– Spend a couple of days looking around accommodation websites (I usually book through Tablet or Octopus) with an occasional glance at a guide book if it’s somewhere I’ve never been before: book hotel(s).

– Book rental car, if required.

– Buy travel insurance.

If, of course, it is a work-organised trip I just send the PA an email with preferred flight times and all of the above is done for me.

Phase Two – Week Before Trip

– Print out all the e-Tickets and Hotel Vouchers and Meeting Agendas and a Map from Airport to Hotel if driving.

– Take out the appropriate luggage, leave it lying open in 2nd bedroom to throw things at as I think of them.

Phase Three – Night Before Trip

– Pack.

Phase Four – On Plane

– Actually read the travel guide, maybe.

This routine comes, I suppose, from a combination of being a seasoned unfussy traveler, generally traveling to first world cities, and not wanting to take the spontaneity out of everything by over-planning. I’m not, however, completely devil-may-care. I do need a pre-booked hotel, for example.

Going to India, though, I feel like I need to give it a little more thought. All the above Phases still apply, but there’s a couple of new ones, Phases One-A and One-B. Plase One-A took place a couple of weeks ago with actually having to get a visa. Although the level of detailed required (it’s a business visa) was substantial, and it cost a small fortune (not being paid for by me), it was a pretty quick process and I can no longer complain about having virtually no stamps in my new-ish passport.
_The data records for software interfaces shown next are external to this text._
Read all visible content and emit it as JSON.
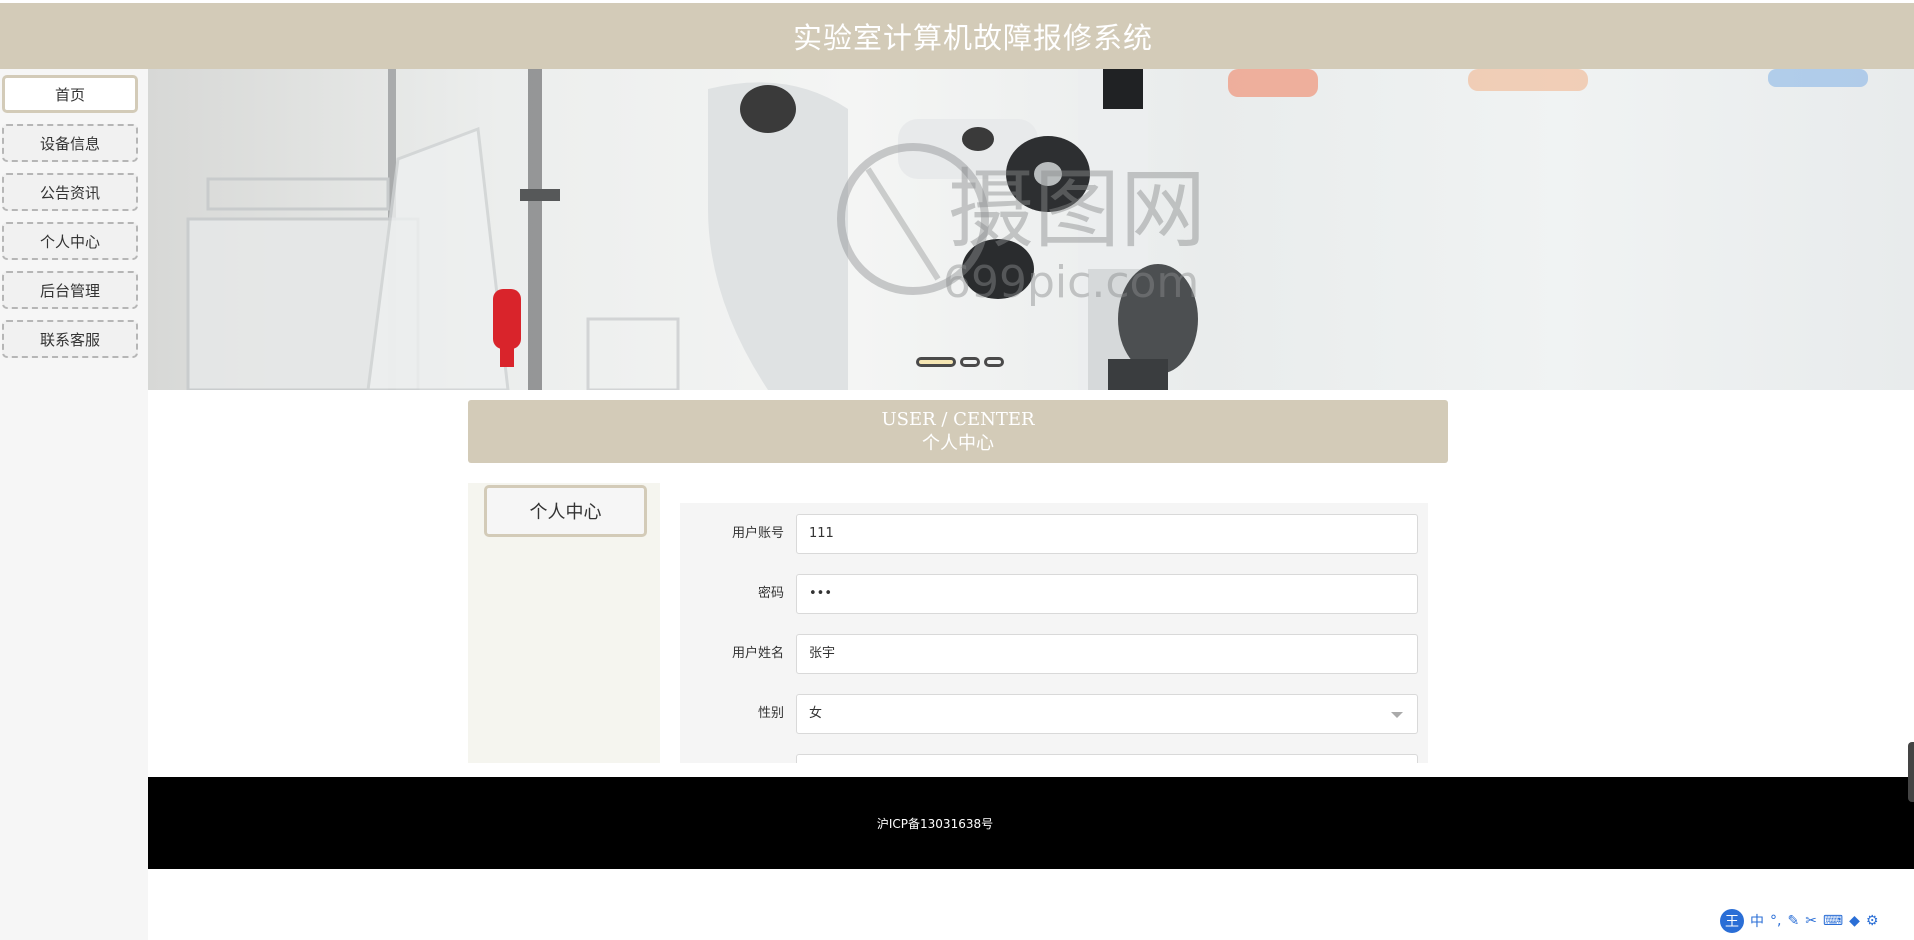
{
  "header": {
    "title": "实验室计算机故障报修系统"
  },
  "sidebar": {
    "items": [
      {
        "label": "首页",
        "active": true
      },
      {
        "label": "设备信息"
      },
      {
        "label": "公告资讯"
      },
      {
        "label": "个人中心"
      },
      {
        "label": "后台管理"
      },
      {
        "label": "联系客服"
      }
    ]
  },
  "banner": {
    "watermark_cn": "摄图网",
    "watermark_en": "699pic.com",
    "active_dot": 1,
    "dot_count": 3
  },
  "user_center": {
    "title_en": "USER / CENTER",
    "title_cn": "个人中心",
    "left_button": "个人中心"
  },
  "form": {
    "fields": [
      {
        "label": "用户账号",
        "value": "111"
      },
      {
        "label": "密码",
        "value": "•••"
      },
      {
        "label": "用户姓名",
        "value": "张宇"
      },
      {
        "label": "性别",
        "value": "女"
      }
    ]
  },
  "footer": {
    "icp": "沪ICP备13031638号"
  },
  "ime": {
    "logo": "王",
    "mode": "中"
  },
  "colors": {
    "accent": "#d3cbb8",
    "footer_bg": "#000000",
    "banner_active_dot": "#f5e6b3"
  }
}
The thing takes up a full page.

I’m now in Phase One-B, which has me, two-three weeks out, actually reading the guidebook, a bit. Checking for power adaptor types, and knowing I’ll need to pre-organise currency instead of just going to my Foreign Currency Drawer or the ATM at the airport.

And putting together an actual travel medical kit. My usual travel kit is Sudafed, Bandaids, and anti-inflamatories for my Old Lady Foot. Who really needs more than that if you’re in Paris or Singapore or New York? Now I’m buying Gastrolyte and Imodium and contemplating strengths of antiseptic cream.

Of course, I’m not exactly going into the wilds on this trip. I have 9 days at a 5-star conference hotel in Mumbai to begin with. Airport transfers provided by the hotel. And I imagine I will be able to get virtually anything I need in that city just as I could in Hong Kong or London. But that is the work section of the trip and I’m not sure exactly how much time I’ll have (not sure mainly because those organising that part of the trip are clearly working the way I normally do and I still don’t have a semblance of an itinerary or meeting list, but, ah well, not my problem).

Then I’m taking a flight down to Goa and having 6 days in a 5-star resort in the south (a quick Google was all that was required to know not to stay in the north), from which I will explore. Or possibly just lie by the pool reading and drinking cocktails such is my level of exhaustion. I vaguely contemplated, back in Phase One, going to a couple of different places – perhaps on a boat in Kerala etc – for the holiday part of this trip, but in the end concluded that if I had to face more than one internal flight and the accompanying bag-lugging, I would come home even more tired than I am now, and that’s really not a suitable outcome. So just Goa on this trip, and if I like it, I can, of course, always go back.

Perhaps when I go back India will just be like any other trip, with no need for extra Planning of any kind. And I can always be hopeful that the travel first aid kit will be completely unneeded on this trip and therefore available to just throw into my bag in Phase Two or Three next time. That’s not too much to ask for, right? Right?